This is one of the reasons why America is Great.
Anadarko announced a $300MM (7%) reduction in their 2017 capex plan, noting that margins were too volatile to support their previously planned budget (some of this reduction was to non-shale, offshore projects). Halliburton’s Dave Lesar also noted a “tapping the brakes”, which the incoming CEO Jeff Miller clarified as, “going from 80 miles an hour to 70 miles an hour.” Other U.S. drillers including Hess and Sanchez similarly lowered capex. The anecdotal evidence of slower production growth supported crude prices last week, as did OPEC’s meeting in St. Petersburg at which Saudi Arabia pledged to unilaterally limit exports in a further effort to support prices.
The U.S. Energy Information Agency (EIA) publishes a monthly Drilling Productivity Report (DPR). It includes data on output and productivity from the larger shale plays across the country. Many observers including ourselves have commented on the dramatic improvements in productivity that have been taking place. It’s no exaggeration to say that advances in drilling techniques and use of improved technologies have been hugely important drivers behind the rise in U.S. production, in spite of falling prices.
However, part of the productivity improvements have been due to an increased focus on the most productive wells. U.S. producers adopted a defensive posture in 2015-16 as crude prices collapsed, and that included focusing their efforts on their best plays. Although there’s no doubt that actual productivity improved enormously, the figures are likely somewhat flattered by this focus on the best assets.
One measure of productivity is initial output per well (Initial Production Rate, or IPR), and in some plays (notably including the Permian), this statistic has been declining modestly for about a year.
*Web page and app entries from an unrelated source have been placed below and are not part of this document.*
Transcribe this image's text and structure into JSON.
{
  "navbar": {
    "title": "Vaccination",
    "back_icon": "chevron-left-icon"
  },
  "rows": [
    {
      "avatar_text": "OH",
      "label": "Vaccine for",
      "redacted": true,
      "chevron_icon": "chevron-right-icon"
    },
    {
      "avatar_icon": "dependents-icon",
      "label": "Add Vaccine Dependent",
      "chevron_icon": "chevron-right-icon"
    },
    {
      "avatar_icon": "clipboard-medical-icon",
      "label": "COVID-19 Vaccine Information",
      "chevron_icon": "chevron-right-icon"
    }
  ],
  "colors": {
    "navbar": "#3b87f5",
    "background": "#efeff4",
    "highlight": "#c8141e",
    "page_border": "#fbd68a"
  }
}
It’s still higher than at any time prior to 2016, and enhancements such as multi-well pad drilling, longer laterals and new fracking techniques have been critical to success. Output continues to grow even while initial production rates are flattening out. It’s a consequence of drillers moving beyond their most productive plays, best rigs and most skilled crews. While they played defense successfully, operating efficiencies were achieved and are being applied more broadly. Although crude oil production from shale plays is likely to keep growing in the current economic environment, the flattening of IPRs is a sign of limits on unconstrained growth. A study from MIT concluded that productivity gains were being overstated by insufficiently considering “sweet-spotting”, the tendency to focus on the best acreage.
Recent earnings reports as well as the IPR data noted above suggest that, while U.S. output will continue to grow, there are visible limits on that growth. Furthermore, after seeing annual declines in breakeven prices of 20% in 2015 and 29% in 2016, Rystad Energy forecasts breakevens are poised to rise 7% in 2017. Nonetheless, productivity remains high enough and costs low enough to gain market share, but perhaps not enough to further depress prices.